START MATERIAL FOR THIS TASK

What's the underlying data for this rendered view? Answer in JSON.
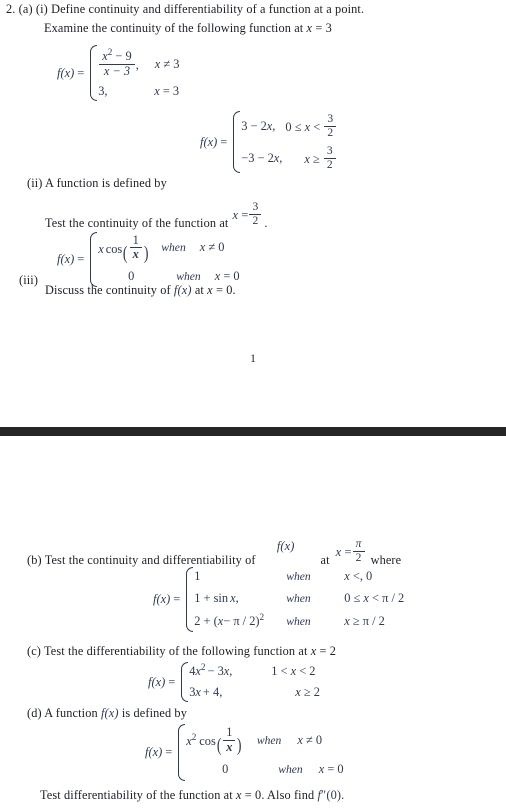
{
  "document": {
    "page_number": "1",
    "divider_color": "#262626",
    "text_color": "#1a1f27",
    "math_color": "#2b3a59"
  },
  "question": {
    "number": "2.",
    "part_a_label": "(a)",
    "item_i_label": "(i)",
    "item_ii_label": "(ii)",
    "item_iii_label": "(iii)",
    "part_b_label": "(b)",
    "part_c_label": "(c)",
    "part_d_label": "(d)"
  },
  "a_i": {
    "line1": "Define continuity and differentiability of a function at a point.",
    "line2_pre": "Examine the continuity of the following function at",
    "line2_var": "x",
    "line2_eq": "= 3",
    "eq1": {
      "lhs_f": "f",
      "lhs_x": "(x)",
      "lhs_eq": "=",
      "rows": [
        {
          "expr_num_var": "x",
          "expr_num_pow": "2",
          "expr_num_rest": "− 9",
          "expr_den": "x − 3",
          "comma": ",",
          "cond_var": "x",
          "cond_rest": "≠ 3"
        },
        {
          "expr": "3,",
          "cond_var": "x",
          "cond_rest": "= 3"
        }
      ]
    },
    "eq2": {
      "lhs_f": "f",
      "lhs_x": "(x)",
      "lhs_eq": "=",
      "rows": [
        {
          "expr_a": "3 − 2",
          "expr_var": "x",
          "expr_comma": ",",
          "cond_a": "0 ≤",
          "cond_var": "x",
          "cond_b": "<",
          "frac_num": "3",
          "frac_den": "2"
        },
        {
          "expr_a": "−3 − 2",
          "expr_var": "x",
          "expr_comma": ",",
          "cond_a": "",
          "cond_var": "x",
          "cond_b": "≥",
          "frac_num": "3",
          "frac_den": "2"
        }
      ]
    }
  },
  "a_ii": {
    "line1": "A function is defined by",
    "line2_pre": "Test the continuity of the function at",
    "line2_var": "x",
    "line2_eq": "=",
    "line2_frac_num": "3",
    "line2_frac_den": "2",
    "line2_post": ".",
    "eq": {
      "lhs_f": "f",
      "lhs_x": "(x)",
      "lhs_eq": "=",
      "rows": [
        {
          "expr_var": "x",
          "expr_fn": "cos",
          "frac_num": "1",
          "frac_den": "x",
          "when": "when",
          "cond_var": "x",
          "cond_rest": "≠ 0"
        },
        {
          "expr": "0",
          "when": "when",
          "cond_var": "x",
          "cond_rest": "= 0"
        }
      ]
    }
  },
  "a_iii": {
    "line_pre": "Discuss the continuity of",
    "line_f": "f",
    "line_fx": "(x)",
    "line_mid": "at",
    "line_var": "x",
    "line_post": "= 0."
  },
  "b": {
    "line_pre": "Test the continuity and differentiability of",
    "line_f": "f",
    "line_fx": "(x)",
    "line_at": "at",
    "line_var": "x",
    "line_eq": "=",
    "frac_num": "π",
    "frac_den": "2",
    "line_post": "where",
    "eq": {
      "lhs_f": "f",
      "lhs_x": "(x)",
      "lhs_eq": "=",
      "rows": [
        {
          "expr": "1",
          "when": "when",
          "cond_var": "x",
          "cond_rest": "<, 0"
        },
        {
          "expr_a": "1 + sin",
          "expr_var": "x",
          "expr_comma": ",",
          "when": "when",
          "cond_a": "0 ≤",
          "cond_var": "x",
          "cond_b": "< π / 2"
        },
        {
          "expr_a": "2 + (",
          "expr_var": "x",
          "expr_b": "− π / 2)",
          "expr_pow": "2",
          "when": "when",
          "cond_var": "x",
          "cond_rest": "≥ π / 2"
        }
      ]
    }
  },
  "c": {
    "line_pre": "Test the differentiability of the following function at",
    "line_var": "x",
    "line_post": "= 2",
    "eq": {
      "lhs_f": "f",
      "lhs_x": "(x)",
      "lhs_eq": "=",
      "rows": [
        {
          "expr_a": "4",
          "expr_var": "x",
          "expr_pow": "2",
          "expr_b": "− 3",
          "expr_var2": "x",
          "expr_comma": ",",
          "cond_a": "1 <",
          "cond_var": "x",
          "cond_b": "< 2"
        },
        {
          "expr_a": "3",
          "expr_var": "x",
          "expr_b": "+ 4,",
          "cond_var": "x",
          "cond_b": "≥ 2"
        }
      ]
    }
  },
  "d": {
    "line_pre": "A function",
    "line_f": "f",
    "line_fx": "(x)",
    "line_post": "is defined by",
    "eq": {
      "lhs_f": "f",
      "lhs_x": "(x)",
      "lhs_eq": "=",
      "rows": [
        {
          "expr_var": "x",
          "expr_pow": "2",
          "expr_fn": "cos",
          "frac_num": "1",
          "frac_den": "x",
          "when": "when",
          "cond_var": "x",
          "cond_rest": "≠ 0"
        },
        {
          "expr": "0",
          "when": "when",
          "cond_var": "x",
          "cond_rest": "= 0"
        }
      ]
    },
    "last_pre": "Test differentiability of the function at",
    "last_var": "x",
    "last_mid": "= 0. Also find",
    "last_f": "f",
    "last_prime": "″",
    "last_arg": "(0)."
  }
}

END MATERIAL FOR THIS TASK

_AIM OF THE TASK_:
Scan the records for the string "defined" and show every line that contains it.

_EXERCISE SOLUTION_:
    "line1": "A function is defined by",
    "line_post": "is defined by",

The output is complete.